§ **Aim of the task**
Output every record again so that it matches the original word for word.

Page and application data records
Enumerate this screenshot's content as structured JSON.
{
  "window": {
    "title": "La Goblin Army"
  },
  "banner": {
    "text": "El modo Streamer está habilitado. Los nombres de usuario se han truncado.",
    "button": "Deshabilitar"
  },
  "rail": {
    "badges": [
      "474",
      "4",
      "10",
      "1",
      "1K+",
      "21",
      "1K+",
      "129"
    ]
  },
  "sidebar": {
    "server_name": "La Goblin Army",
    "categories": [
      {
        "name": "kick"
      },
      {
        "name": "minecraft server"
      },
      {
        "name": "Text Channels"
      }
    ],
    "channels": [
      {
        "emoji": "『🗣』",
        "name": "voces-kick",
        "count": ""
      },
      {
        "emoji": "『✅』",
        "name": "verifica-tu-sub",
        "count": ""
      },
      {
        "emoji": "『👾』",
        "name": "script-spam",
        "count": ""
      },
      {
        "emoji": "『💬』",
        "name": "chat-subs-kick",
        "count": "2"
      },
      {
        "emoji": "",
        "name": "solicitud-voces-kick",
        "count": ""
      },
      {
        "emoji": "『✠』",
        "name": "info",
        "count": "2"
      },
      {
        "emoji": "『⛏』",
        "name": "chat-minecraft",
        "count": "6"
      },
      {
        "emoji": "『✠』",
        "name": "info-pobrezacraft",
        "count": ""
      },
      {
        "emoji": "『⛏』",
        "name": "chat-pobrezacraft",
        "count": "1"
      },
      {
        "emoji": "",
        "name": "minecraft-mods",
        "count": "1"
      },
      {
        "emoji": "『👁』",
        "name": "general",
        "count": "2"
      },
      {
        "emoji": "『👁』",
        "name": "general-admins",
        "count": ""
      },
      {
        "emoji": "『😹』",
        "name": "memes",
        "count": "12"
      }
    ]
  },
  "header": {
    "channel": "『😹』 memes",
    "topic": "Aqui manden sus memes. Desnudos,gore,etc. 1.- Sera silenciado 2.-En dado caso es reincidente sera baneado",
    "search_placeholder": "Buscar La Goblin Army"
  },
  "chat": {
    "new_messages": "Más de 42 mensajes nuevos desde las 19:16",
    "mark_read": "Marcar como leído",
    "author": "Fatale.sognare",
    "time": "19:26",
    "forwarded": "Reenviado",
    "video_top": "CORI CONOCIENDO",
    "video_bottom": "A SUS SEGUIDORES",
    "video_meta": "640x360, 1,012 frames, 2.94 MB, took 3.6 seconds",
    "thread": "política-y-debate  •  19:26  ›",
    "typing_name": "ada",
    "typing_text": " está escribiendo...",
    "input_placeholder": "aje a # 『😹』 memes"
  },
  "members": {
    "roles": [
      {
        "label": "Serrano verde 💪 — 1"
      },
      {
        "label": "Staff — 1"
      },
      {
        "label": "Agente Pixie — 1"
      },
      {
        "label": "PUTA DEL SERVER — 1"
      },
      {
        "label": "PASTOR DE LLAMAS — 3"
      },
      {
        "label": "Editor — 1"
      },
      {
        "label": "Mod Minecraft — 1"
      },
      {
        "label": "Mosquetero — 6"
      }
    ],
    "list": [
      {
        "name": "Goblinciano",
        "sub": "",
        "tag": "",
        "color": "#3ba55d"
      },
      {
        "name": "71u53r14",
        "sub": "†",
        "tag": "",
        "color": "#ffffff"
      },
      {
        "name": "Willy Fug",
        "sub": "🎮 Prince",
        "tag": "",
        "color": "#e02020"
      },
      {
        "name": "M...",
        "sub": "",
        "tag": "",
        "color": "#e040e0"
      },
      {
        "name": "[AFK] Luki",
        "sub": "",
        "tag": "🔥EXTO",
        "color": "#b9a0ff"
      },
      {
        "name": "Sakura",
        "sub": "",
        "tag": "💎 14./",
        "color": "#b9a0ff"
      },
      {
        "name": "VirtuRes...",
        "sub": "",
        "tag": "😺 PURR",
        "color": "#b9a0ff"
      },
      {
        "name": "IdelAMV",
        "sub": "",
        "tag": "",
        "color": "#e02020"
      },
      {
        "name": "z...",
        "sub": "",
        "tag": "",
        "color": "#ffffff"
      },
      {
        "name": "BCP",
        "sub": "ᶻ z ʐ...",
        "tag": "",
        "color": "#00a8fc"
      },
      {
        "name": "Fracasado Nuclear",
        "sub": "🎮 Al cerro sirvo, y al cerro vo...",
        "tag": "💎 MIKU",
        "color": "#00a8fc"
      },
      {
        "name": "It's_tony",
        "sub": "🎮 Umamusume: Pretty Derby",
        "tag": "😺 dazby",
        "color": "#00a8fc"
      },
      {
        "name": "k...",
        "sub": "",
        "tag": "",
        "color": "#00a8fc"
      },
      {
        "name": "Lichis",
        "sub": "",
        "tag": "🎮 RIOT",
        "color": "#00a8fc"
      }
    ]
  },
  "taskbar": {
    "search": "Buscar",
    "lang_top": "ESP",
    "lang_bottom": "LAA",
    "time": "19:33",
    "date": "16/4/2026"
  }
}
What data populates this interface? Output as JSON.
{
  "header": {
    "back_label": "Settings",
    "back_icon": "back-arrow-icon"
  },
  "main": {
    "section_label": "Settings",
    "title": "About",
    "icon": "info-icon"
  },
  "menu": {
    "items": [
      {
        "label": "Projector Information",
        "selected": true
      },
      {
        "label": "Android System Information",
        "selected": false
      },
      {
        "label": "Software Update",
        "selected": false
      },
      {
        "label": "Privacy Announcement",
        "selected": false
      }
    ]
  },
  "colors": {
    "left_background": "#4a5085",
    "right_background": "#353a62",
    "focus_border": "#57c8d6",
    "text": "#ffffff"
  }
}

§ **Problem solution**
Enumerate this screenshot's content as structured JSON.
{
  "window": {
    "title": "La Goblin Army"
  },
  "banner": {
    "text": "El modo Streamer está habilitado. Los nombres de usuario se han truncado.",
    "button": "Deshabilitar"
  },
  "rail": {
    "badges": [
      "474",
      "4",
      "10",
      "1",
      "1K+",
      "21",
      "1K+",
      "129"
    ]
  },
  "sidebar": {
    "server_name": "La Goblin Army",
    "categories": [
      {
        "name": "kick"
      },
      {
        "name": "minecraft server"
      },
      {
        "name": "Text Channels"
      }
    ],
    "channels": [
      {
        "emoji": "『🗣』",
        "name": "voces-kick",
        "count": ""
      },
      {
        "emoji": "『✅』",
        "name": "verifica-tu-sub",
        "count": ""
      },
      {
        "emoji": "『👾』",
        "name": "script-spam",
        "count": ""
      },
      {
        "emoji": "『💬』",
        "name": "chat-subs-kick",
        "count": "2"
      },
      {
        "emoji": "",
        "name": "solicitud-voces-kick",
        "count": ""
      },
      {
        "emoji": "『✠』",
        "name": "info",
        "count": "2"
      },
      {
        "emoji": "『⛏』",
        "name": "chat-minecraft",
        "count": "6"
      },
      {
        "emoji": "『✠』",
        "name": "info-pobrezacraft",
        "count": ""
      },
      {
        "emoji": "『⛏』",
        "name": "chat-pobrezacraft",
        "count": "1"
      },
      {
        "emoji": "",
        "name": "minecraft-mods",
        "count": "1"
      },
      {
        "emoji": "『👁』",
        "name": "general",
        "count": "2"
      },
      {
        "emoji": "『👁』",
        "name": "general-admins",
        "count": ""
      },
      {
        "emoji": "『😹』",
        "name": "memes",
        "count": "12"
      }
    ]
  },
  "header": {
    "channel": "『😹』 memes",
    "topic": "Aqui manden sus memes. Desnudos,gore,etc. 1.- Sera silenciado 2.-En dado caso es reincidente sera baneado",
    "search_placeholder": "Buscar La Goblin Army"
  },
  "chat": {
    "new_messages": "Más de 42 mensajes nuevos desde las 19:16",
    "mark_read": "Marcar como leído",
    "author": "Fatale.sognare",
    "time": "19:26",
    "forwarded": "Reenviado",
    "video_top": "CORI CONOCIENDO",
    "video_bottom": "A SUS SEGUIDORES",
    "video_meta": "640x360, 1,012 frames, 2.94 MB, took 3.6 seconds",
    "thread": "política-y-debate  •  19:26  ›",
    "typing_name": "ada",
    "typing_text": " está escribiendo...",
    "input_placeholder": "aje a # 『😹』 memes"
  },
  "members": {
    "roles": [
      {
        "label": "Serrano verde 💪 — 1"
      },
      {
        "label": "Staff — 1"
      },
      {
        "label": "Agente Pixie — 1"
      },
      {
        "label": "PUTA DEL SERVER — 1"
      },
      {
        "label": "PASTOR DE LLAMAS — 3"
      },
      {
        "label": "Editor — 1"
      },
      {
        "label": "Mod Minecraft — 1"
      },
      {
        "label": "Mosquetero — 6"
      }
    ],
    "list": [
      {
        "name": "Goblinciano",
        "sub": "",
        "tag": "",
        "color": "#3ba55d"
      },
      {
        "name": "71u53r14",
        "sub": "†",
        "tag": "",
        "color": "#ffffff"
      },
      {
        "name": "Willy Fug",
        "sub": "🎮 Prince",
        "tag": "",
        "color": "#e02020"
      },
      {
        "name": "M...",
        "sub": "",
        "tag": "",
        "color": "#e040e0"
      },
      {
        "name": "[AFK] Luki",
        "sub": "",
        "tag": "🔥EXTO",
        "color": "#b9a0ff"
      },
      {
        "name": "Sakura",
        "sub": "",
        "tag": "💎 14./",
        "color": "#b9a0ff"
      },
      {
        "name": "VirtuRes...",
        "sub": "",
        "tag": "😺 PURR",
        "color": "#b9a0ff"
      },
      {
        "name": "IdelAMV",
        "sub": "",
        "tag": "",
        "color": "#e02020"
      },
      {
        "name": "z...",
        "sub": "",
        "tag": "",
        "color": "#ffffff"
      },
      {
        "name": "BCP",
        "sub": "ᶻ z ʐ...",
        "tag": "",
        "color": "#00a8fc"
      },
      {
        "name": "Fracasado Nuclear",
        "sub": "🎮 Al cerro sirvo, y al cerro vo...",
        "tag": "💎 MIKU",
        "color": "#00a8fc"
      },
      {
        "name": "It's_tony",
        "sub": "🎮 Umamusume: Pretty Derby",
        "tag": "😺 dazby",
        "color": "#00a8fc"
      },
      {
        "name": "k...",
        "sub": "",
        "tag": "",
        "color": "#00a8fc"
      },
      {
        "name": "Lichis",
        "sub": "",
        "tag": "🎮 RIOT",
        "color": "#00a8fc"
      }
    ]
  },
  "taskbar": {
    "search": "Buscar",
    "lang_top": "ESP",
    "lang_bottom": "LAA",
    "time": "19:33",
    "date": "16/4/2026"
  }
}
What data populates this interface? Output as JSON.
{
  "header": {
    "back_label": "Settings",
    "back_icon": "back-arrow-icon"
  },
  "main": {
    "section_label": "Settings",
    "title": "About",
    "icon": "info-icon"
  },
  "menu": {
    "items": [
      {
        "label": "Projector Information",
        "selected": true
      },
      {
        "label": "Android System Information",
        "selected": false
      },
      {
        "label": "Software Update",
        "selected": false
      },
      {
        "label": "Privacy Announcement",
        "selected": false
      }
    ]
  },
  "colors": {
    "left_background": "#4a5085",
    "right_background": "#353a62",
    "focus_border": "#57c8d6",
    "text": "#ffffff"
  }
}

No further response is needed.